[[ Available records open ]]

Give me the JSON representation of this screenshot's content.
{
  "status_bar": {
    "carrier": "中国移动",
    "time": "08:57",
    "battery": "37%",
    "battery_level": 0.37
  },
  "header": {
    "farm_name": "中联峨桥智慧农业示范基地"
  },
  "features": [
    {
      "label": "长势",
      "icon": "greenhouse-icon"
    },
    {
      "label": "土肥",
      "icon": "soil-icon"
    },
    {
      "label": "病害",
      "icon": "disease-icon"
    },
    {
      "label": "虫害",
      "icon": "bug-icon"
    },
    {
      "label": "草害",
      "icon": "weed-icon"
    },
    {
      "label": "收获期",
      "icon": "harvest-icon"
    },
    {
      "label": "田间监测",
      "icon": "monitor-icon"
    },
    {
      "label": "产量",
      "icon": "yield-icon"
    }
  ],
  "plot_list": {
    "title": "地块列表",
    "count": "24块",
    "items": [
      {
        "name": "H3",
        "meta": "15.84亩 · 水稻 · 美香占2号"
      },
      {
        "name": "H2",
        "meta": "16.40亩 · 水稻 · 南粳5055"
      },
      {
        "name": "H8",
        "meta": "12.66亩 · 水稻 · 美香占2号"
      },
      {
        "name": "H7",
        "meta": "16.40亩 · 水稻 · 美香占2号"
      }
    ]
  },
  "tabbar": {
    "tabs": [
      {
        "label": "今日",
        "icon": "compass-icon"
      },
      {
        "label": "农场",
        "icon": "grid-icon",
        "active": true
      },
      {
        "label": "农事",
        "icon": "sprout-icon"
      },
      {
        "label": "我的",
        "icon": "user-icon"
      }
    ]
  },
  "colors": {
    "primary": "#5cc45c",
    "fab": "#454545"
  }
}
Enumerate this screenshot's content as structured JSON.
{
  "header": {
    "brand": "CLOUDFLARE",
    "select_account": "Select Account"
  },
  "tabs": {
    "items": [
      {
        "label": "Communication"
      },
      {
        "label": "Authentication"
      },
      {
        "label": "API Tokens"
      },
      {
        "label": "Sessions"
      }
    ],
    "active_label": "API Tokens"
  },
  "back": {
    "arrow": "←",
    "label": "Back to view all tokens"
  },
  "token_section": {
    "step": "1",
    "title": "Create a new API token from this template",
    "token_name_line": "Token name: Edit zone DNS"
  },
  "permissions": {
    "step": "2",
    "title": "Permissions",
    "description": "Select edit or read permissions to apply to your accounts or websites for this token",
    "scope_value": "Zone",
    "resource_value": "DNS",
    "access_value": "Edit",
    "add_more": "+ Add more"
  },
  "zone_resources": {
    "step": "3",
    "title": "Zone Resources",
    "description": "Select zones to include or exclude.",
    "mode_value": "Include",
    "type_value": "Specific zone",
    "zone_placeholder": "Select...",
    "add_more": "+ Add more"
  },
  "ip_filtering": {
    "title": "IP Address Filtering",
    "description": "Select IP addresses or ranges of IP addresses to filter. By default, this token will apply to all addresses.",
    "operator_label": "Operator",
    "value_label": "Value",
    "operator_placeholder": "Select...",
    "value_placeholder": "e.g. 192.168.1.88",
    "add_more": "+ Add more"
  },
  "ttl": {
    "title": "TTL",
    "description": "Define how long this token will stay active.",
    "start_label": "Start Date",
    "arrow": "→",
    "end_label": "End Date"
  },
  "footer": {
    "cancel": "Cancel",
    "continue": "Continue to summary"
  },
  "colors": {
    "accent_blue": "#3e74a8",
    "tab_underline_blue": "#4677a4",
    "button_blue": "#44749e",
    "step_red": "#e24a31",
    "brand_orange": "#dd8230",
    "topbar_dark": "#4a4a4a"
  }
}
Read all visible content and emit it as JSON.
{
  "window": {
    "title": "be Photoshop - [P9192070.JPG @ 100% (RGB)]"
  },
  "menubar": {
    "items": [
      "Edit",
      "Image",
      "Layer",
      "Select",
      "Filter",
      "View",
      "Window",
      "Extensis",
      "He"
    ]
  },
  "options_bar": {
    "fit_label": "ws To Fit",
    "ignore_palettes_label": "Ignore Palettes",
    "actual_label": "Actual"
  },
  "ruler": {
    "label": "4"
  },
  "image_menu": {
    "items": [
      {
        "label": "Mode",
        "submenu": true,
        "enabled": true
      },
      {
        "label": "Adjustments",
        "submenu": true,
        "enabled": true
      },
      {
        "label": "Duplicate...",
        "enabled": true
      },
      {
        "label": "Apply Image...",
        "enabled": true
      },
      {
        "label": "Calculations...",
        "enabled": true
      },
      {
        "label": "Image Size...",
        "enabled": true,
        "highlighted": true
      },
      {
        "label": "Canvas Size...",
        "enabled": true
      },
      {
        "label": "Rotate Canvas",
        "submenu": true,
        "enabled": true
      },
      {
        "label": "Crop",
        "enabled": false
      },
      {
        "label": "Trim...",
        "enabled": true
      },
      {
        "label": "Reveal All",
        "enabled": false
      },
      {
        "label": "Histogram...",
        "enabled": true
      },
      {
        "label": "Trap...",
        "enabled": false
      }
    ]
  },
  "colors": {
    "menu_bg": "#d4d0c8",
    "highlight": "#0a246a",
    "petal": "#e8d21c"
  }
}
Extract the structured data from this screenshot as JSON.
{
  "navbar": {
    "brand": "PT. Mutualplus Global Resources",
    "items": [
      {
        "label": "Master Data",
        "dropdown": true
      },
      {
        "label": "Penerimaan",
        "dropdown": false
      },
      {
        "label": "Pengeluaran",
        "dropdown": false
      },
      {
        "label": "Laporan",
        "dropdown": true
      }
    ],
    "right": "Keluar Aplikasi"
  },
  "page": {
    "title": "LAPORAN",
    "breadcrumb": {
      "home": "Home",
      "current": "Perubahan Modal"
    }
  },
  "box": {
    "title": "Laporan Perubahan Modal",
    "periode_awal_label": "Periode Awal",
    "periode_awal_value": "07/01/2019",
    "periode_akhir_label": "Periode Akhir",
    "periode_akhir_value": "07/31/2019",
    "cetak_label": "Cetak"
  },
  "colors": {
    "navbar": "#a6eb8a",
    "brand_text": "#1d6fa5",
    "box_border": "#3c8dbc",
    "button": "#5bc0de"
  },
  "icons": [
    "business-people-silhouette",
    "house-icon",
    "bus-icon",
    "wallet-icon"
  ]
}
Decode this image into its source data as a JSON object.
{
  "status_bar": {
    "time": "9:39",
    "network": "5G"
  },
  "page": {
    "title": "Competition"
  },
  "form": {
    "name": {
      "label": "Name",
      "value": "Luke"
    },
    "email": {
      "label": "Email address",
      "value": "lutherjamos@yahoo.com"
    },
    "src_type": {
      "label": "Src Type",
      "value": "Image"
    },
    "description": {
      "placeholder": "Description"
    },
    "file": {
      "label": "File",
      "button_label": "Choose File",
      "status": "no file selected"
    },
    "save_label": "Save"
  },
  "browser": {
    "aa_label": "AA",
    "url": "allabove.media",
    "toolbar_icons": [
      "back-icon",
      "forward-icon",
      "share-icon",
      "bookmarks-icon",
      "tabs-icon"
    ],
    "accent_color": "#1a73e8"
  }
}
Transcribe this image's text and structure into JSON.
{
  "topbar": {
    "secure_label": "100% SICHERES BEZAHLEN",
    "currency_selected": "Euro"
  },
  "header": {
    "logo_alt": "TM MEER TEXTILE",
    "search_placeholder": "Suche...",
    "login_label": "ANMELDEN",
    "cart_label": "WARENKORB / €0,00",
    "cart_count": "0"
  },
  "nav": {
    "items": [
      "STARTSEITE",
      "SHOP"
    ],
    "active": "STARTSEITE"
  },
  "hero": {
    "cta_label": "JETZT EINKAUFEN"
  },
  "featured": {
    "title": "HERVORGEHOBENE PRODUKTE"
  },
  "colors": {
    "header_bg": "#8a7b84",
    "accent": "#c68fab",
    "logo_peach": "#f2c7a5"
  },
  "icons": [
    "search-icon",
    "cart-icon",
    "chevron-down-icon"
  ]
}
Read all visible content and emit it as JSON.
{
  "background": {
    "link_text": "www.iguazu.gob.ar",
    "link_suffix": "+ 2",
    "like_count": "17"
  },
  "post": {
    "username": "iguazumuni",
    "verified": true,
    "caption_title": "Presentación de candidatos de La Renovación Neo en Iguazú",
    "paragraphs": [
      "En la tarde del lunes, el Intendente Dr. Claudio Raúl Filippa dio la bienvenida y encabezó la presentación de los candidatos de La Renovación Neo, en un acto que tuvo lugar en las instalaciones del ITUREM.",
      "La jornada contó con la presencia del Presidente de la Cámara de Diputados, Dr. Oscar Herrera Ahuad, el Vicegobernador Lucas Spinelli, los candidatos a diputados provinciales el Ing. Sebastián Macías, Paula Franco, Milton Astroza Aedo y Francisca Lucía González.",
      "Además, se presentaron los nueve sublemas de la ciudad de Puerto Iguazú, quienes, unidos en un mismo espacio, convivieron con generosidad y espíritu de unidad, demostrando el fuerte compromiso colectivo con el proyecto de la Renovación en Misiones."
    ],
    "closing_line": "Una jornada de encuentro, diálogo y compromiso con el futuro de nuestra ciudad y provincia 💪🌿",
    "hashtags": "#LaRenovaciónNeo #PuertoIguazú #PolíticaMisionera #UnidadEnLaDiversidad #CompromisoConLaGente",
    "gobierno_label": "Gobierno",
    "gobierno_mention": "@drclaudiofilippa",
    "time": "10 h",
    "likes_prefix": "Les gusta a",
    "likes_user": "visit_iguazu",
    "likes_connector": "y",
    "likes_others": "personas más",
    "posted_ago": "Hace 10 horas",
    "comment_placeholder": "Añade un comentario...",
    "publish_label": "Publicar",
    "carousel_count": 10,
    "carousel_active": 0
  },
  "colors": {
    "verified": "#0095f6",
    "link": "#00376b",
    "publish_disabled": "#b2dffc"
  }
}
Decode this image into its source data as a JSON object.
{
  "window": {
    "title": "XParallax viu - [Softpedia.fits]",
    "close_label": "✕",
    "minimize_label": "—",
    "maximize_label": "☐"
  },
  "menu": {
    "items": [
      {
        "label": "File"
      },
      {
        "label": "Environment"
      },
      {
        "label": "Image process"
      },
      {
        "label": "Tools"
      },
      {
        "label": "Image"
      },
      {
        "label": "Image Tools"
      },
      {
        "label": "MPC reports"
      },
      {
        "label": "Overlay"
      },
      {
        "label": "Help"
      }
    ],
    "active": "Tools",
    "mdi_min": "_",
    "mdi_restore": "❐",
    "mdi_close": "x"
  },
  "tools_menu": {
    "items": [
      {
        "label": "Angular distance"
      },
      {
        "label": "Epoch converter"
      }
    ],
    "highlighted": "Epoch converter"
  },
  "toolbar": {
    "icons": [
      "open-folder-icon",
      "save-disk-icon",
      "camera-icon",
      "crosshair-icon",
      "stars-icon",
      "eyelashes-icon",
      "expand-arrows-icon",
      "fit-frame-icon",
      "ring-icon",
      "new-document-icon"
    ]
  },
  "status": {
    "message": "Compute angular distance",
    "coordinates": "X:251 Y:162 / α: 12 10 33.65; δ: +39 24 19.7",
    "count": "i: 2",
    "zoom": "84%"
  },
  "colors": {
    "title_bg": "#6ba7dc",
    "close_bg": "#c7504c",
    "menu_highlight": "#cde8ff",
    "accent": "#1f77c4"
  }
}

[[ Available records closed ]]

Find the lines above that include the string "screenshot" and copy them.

*Solution for this exercise*
Give me the JSON representation of this screenshot's content.
Enumerate this screenshot's content as structured JSON.
Extract the structured data from this screenshot as JSON.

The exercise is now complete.